Thus, the player character, faced with an absurd, meaningless existence, without essence in a world without justice, explores Lordran, amasses power by killing those the player deems worthy of killing, and eventually discovers an option to change Lordran, an option essentially devoid of morality. It’s a gnostic game, but even more stripped and bare, vague.
– – –
At the end of the day, Dark Souls is just a cool game, possibly the coolest game.
It pushes the limits of what an action-RPG is, and is years ahead of its very competent competition (Dragon’s Dogma, I’m looking at you). For all the claims that the game is unfairly difficult, or that its difficulty is “artificial,” Dark Souls is a game that is meant to tax and exhaust its players. The drama that is the player against Lordran is entirely Wagnerian, a contemporary, dire gesamtkunstwerk, one that requires both Apollonian and Dionysian efforts in maximum proportions. It is very rare that a game demands to be played so hard. It is a masochistic field trip to hell, both existential and literal, and when the credits roll, most players sign up for another go.

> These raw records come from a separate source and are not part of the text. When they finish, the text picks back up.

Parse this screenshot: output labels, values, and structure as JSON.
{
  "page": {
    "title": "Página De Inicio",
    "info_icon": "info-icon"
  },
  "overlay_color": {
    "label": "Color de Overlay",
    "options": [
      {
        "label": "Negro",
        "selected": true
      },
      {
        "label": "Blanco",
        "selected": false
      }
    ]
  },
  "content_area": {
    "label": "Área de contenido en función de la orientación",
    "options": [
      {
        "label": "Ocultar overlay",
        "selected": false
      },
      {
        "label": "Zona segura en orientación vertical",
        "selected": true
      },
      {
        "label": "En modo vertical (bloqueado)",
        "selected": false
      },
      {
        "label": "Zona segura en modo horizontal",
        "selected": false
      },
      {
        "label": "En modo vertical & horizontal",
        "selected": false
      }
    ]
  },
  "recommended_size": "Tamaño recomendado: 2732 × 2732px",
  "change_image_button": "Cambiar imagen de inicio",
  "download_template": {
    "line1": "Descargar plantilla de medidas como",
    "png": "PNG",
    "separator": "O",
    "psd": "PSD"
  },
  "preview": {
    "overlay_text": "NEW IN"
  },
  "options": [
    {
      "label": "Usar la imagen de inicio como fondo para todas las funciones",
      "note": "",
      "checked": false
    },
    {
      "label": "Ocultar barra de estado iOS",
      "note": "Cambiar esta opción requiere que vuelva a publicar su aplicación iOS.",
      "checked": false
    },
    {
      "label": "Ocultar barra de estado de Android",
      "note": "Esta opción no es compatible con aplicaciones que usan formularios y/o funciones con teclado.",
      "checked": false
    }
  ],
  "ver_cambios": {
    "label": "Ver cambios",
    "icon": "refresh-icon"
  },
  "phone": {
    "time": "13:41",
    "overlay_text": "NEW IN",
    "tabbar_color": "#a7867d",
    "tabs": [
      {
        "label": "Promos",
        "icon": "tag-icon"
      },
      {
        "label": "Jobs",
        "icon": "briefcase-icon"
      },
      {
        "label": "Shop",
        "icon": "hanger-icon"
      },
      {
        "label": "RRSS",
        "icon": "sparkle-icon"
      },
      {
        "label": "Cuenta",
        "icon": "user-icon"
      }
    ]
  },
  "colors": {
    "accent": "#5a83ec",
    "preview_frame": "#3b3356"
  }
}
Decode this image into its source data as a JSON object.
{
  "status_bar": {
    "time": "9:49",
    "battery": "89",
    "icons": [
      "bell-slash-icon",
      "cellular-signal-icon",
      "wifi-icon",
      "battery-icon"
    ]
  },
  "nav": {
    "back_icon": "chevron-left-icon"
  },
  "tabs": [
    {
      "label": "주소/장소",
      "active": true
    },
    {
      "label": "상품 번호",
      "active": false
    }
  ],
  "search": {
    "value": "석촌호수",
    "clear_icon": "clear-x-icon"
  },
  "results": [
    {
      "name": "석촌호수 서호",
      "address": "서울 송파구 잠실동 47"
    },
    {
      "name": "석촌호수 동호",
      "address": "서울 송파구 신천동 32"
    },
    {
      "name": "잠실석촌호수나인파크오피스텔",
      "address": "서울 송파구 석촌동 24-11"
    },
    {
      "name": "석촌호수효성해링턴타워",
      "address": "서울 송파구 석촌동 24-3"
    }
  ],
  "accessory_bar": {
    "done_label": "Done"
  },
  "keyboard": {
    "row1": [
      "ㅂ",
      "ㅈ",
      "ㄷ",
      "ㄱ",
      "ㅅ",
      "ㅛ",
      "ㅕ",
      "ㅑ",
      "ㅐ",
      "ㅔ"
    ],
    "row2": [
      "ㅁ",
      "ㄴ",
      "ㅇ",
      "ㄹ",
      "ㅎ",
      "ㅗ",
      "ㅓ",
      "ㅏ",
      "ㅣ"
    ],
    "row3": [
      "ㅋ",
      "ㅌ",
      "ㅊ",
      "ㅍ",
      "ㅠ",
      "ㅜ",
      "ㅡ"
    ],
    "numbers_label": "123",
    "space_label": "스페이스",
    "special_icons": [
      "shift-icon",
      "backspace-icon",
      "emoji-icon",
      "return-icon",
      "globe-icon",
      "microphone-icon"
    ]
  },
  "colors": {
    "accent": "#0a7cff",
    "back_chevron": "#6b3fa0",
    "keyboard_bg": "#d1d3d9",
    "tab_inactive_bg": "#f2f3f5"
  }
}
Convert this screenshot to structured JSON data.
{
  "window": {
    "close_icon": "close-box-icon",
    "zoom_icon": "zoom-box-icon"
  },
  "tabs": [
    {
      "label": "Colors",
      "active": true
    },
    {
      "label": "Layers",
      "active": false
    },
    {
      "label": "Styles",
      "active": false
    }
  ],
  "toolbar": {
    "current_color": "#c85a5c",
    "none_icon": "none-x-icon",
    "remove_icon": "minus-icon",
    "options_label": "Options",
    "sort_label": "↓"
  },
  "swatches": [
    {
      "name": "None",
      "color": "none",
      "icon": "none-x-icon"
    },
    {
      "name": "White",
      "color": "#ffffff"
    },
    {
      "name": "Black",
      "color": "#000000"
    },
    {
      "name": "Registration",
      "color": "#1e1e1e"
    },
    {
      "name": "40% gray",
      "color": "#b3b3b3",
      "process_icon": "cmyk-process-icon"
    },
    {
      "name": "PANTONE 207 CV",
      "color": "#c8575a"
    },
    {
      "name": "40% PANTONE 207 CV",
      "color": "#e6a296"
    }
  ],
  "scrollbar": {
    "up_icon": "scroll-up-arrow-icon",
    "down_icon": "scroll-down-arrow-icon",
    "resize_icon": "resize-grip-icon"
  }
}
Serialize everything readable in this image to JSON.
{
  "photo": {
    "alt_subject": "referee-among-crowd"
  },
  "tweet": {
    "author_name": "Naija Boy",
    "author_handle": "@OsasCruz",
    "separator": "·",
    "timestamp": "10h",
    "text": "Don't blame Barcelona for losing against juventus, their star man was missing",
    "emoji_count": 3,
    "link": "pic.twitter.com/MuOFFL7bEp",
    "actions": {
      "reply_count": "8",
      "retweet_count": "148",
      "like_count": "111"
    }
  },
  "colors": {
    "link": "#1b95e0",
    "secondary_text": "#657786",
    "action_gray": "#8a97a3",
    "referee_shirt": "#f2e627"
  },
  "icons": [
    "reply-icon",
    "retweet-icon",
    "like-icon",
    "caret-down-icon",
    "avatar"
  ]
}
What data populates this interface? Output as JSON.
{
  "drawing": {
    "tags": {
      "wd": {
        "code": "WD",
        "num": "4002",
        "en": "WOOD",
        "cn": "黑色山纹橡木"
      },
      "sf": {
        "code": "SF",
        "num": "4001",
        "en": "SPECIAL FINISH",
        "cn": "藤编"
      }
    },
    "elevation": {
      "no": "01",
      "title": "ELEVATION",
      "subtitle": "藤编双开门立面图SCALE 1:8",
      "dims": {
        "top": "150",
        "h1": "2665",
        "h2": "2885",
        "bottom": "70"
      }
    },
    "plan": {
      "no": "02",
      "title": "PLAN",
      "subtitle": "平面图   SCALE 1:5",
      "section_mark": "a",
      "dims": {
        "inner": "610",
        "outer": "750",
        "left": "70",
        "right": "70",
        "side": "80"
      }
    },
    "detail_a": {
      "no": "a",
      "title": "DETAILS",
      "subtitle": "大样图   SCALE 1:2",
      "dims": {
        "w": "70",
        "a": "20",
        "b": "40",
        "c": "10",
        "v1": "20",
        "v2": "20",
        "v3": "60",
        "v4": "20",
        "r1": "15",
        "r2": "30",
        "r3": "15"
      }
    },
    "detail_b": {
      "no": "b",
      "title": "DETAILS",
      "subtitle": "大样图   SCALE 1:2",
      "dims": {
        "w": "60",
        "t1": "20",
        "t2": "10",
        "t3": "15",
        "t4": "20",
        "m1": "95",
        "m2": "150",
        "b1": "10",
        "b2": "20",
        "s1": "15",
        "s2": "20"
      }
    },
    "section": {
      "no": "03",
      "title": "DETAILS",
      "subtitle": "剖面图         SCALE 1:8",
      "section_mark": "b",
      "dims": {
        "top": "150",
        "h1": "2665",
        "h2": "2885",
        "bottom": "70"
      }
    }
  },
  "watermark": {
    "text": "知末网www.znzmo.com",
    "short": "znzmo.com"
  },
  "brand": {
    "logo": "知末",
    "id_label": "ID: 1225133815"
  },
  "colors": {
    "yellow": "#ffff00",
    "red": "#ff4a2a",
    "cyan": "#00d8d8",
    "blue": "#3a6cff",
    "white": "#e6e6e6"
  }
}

It’s addicting, to feel so helpless and terrified, to be covered in blood and sweat, and to amass power, and eventually feel strong. In Dragon Quest, for instance, through grinding, spending time, players gain strength and when they return to the beginning areas of the game, can easily overpower lower level enemies that were once a serious threat. Dark Souls houses power for the taking, but it is not necessarily awarded by merely grinding in the same field for hours, tapping the A button over and over again. Dark Souls offers only power to the wise and to those who pay close attention.
For this writing, I had to grab a few more screenshots, and as per usual, ended up playing the game more than planned. But I didn’t just screw around in the beginning. I ended up beating half the game in only a few hours. I’ll never master Lordran, nor even come close, but my hard-earned knowledge paid off. I felt at home there, in the same way one feels at home in Hyrule Field, only with much more danger lurking around each corner. And more skulls.
Critics will often shy away from wanting to give a review score to a video game that they deem worthy of being labelled “art.” Games like Dear Esther (2012) and even, weirdly enough, Fez (2012) have not been given traditional, something-out-of-ten scores on occasion, whereas a masterful piece of work such as Ocarina of Time (1998) will have, with no question, a plethora of “great” scores. Dark Souls is tough, it’s shocking, it’s art, and it’s a game, and it deserves a great review, maybe even an almost perfect one. It currently holds a 89% on Metacritic, a far cry from Ocarina’s 99%, but maybe that is a fair number for the game. I don’t really know.
The game isn’t art because it emulates El Greco or Herzog, recalls Hughes or Pasolini, because it refers to Gothic architecture or because it has a great soundtrack (“Great Grey Wolf Sif” is beautiful music, game or not).
Dark Souls is play, the essence of life, to its furthest extremity, though. Few works, in any medium, can compare to its glaring brevity and immensity.
I guess that’s it: